Here’s a list of every first baseman who batted at least .290 in each of the last two seasons: Freeman, Goldschmidt, and … Gurriel. Don’t overlook the batting-average stabilizer, who discovered some late pop with four doubles and five homers in September. He’s a boring value who could also stack up RBI and/or runs in a stacked Astros lineup.
Remember when Zimmerman went wild with 36 homers and a 137 wRC+ in 2017? He looked like the same stud when healthy last year. After returning from an oblique injury in July, he batted .295/.374/.538 with eight homers and a 141 wRC+. Among hitters with at least 200 batted balls, only four (Joey Gallo, Khris Davis, J.D. Martinez, and Mookie Betts) recorded more barrels per plate appearance than Zimmerman’s 9.9. The chances of the 34-year-old avoiding another DL stint are minuscule, but he’s a cheap lottery cheap ticket who could pay massive dividends when on the field.
Depth Pieces: Kendrys Morales, Yonder Alonso, Jay Bruce, Marwin Gonzalez, Brandon Belt, Wilmer Flores, Justin Bour, Ryon Healy, Niko Goodrum, Mitch Moreland, Tyler Austin, Ronald Guzman, Eric Thames, Albert Pujols, Greg Bird
Consider the league and team context before choosing amongst these depth pieces. A decent floor play who won’t hurt anywhere, Yonder Alonso can help tie a 15-team lineup together. In a shallower league, however, it makes more sense to gamble on Belt staying healthy long enough to replicate last year’s stellar first half (.287/.383/.480, 13 HRs).
Having played 18 games at first, Morales won’t be relegated to DH-only status in most leagues. Drafters still haven’t shown much interest in a .249/.331/.438 hitter with diminishing power, but he’s building a cult following among Statcast enthusiasts. A .271 xBA and .375 xwOBA make him a notable bounce-back candidate.

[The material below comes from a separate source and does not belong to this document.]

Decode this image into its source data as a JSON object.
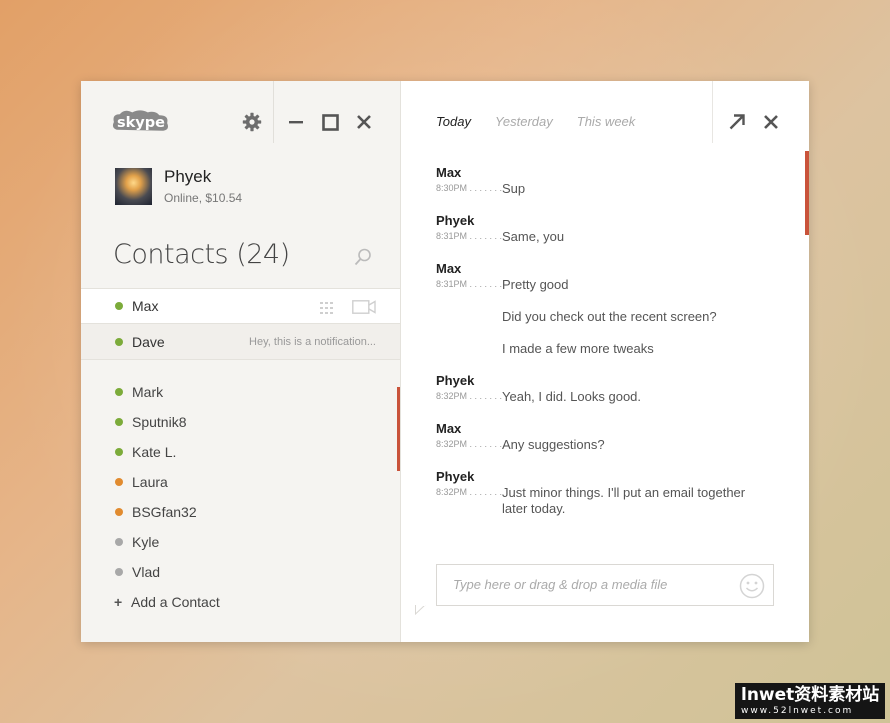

This cynical Mets fan has often half-jokingly said Flores is destined to take the Daniel Murphy/Justin Turner breakout path once he leaves Flushing. Here’s his chance. With Goldschmidt gone and Ketel Marte moving to center field, the 27-year-old should receive regular playing time in Arizona. (He’ll play mostly at second, but will start with only 1B eligibility in leagues requiring at least 15 games played.) Although he gave back 2017’s power gains, Flores was one of four hitters to log a strikeout rate below 10% (9.8%) in at least 400 plate appearances last year. He has posted a wRC+ above 100 in three straight seasons while averaging 20 homers per 500 plate appearances. Merely meeting Steamer’s projected .278 average, 21 homers, and 78 RBI would make him a steal beyond the top-300 picks. His NFBC ADP since the start of January is 445.
It’s sad to realize Albert Pujols is no more than a courtesy inclusion in the final tier. The future first-ballot Hall of Famer is now a grizzled veteran who has posted a negative fWAR and OBP below .300 in two straight years. Drafters are far better off using a late pick on Angels teammate Justin Bour, who will at least open with a starting role in light of news that Shohei Ohtani won’t be ready for Opening Day. Although he wilted (.227/.341/.404) in a career-high 501 plate appearances because of a .265 wOBA against lefties, Bour is a career .260/.344/.466 hitter who has averaged 23.5 homers per 500 plate appearances. Last season, however, showed the lefty is best suited for a platoon role.